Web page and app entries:

──────────────────────────────

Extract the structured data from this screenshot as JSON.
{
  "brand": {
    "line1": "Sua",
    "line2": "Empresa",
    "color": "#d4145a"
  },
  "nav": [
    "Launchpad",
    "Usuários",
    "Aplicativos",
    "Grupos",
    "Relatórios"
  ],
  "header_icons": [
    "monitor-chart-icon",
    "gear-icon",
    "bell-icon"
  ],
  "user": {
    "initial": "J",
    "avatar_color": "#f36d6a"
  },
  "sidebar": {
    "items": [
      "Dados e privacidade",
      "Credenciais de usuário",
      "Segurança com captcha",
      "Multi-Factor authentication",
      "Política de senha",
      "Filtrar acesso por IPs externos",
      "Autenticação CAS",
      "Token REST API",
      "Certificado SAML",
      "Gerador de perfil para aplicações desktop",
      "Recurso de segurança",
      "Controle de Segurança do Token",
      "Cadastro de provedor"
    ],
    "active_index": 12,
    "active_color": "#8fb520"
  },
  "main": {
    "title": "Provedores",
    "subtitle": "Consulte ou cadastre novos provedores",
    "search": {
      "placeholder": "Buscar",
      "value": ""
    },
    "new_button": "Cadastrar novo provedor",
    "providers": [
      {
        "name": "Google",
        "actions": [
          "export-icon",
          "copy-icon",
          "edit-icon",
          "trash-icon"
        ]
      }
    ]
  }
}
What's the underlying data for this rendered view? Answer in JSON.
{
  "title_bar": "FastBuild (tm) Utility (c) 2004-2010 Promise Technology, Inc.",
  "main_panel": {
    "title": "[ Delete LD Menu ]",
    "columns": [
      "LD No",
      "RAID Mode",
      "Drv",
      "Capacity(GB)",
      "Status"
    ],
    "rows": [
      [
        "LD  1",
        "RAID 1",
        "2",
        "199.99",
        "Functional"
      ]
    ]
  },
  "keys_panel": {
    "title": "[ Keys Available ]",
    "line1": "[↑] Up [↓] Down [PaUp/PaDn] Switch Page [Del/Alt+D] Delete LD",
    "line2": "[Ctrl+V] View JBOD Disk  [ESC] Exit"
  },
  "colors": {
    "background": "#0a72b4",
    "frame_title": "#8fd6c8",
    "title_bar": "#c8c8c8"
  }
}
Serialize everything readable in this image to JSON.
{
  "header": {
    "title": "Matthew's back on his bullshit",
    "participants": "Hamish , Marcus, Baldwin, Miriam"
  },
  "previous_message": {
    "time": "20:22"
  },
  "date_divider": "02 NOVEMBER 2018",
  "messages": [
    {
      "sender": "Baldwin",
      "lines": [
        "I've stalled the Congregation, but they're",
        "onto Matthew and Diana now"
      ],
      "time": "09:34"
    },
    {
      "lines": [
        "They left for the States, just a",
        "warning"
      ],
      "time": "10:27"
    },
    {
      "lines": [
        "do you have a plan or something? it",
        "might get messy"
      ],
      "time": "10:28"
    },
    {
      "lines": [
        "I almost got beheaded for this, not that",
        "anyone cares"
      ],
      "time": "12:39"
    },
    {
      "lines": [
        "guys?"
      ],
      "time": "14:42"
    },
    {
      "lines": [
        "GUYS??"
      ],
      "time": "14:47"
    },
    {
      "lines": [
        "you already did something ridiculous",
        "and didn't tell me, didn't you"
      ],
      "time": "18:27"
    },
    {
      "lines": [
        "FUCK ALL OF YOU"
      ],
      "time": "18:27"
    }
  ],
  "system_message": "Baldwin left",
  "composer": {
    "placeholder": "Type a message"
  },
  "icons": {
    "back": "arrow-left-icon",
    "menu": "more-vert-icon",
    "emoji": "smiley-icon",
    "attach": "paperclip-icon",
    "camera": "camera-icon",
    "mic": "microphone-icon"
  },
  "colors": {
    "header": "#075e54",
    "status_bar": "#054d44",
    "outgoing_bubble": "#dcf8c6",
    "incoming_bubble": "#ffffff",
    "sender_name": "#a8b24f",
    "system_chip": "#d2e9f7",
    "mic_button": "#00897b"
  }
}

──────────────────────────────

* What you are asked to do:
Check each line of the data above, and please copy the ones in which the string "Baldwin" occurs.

* Result of this exercise:
    "participants": "Hamish , Marcus, Baldwin, Miriam"
      "sender": "Baldwin",
  "system_message": "Baldwin left",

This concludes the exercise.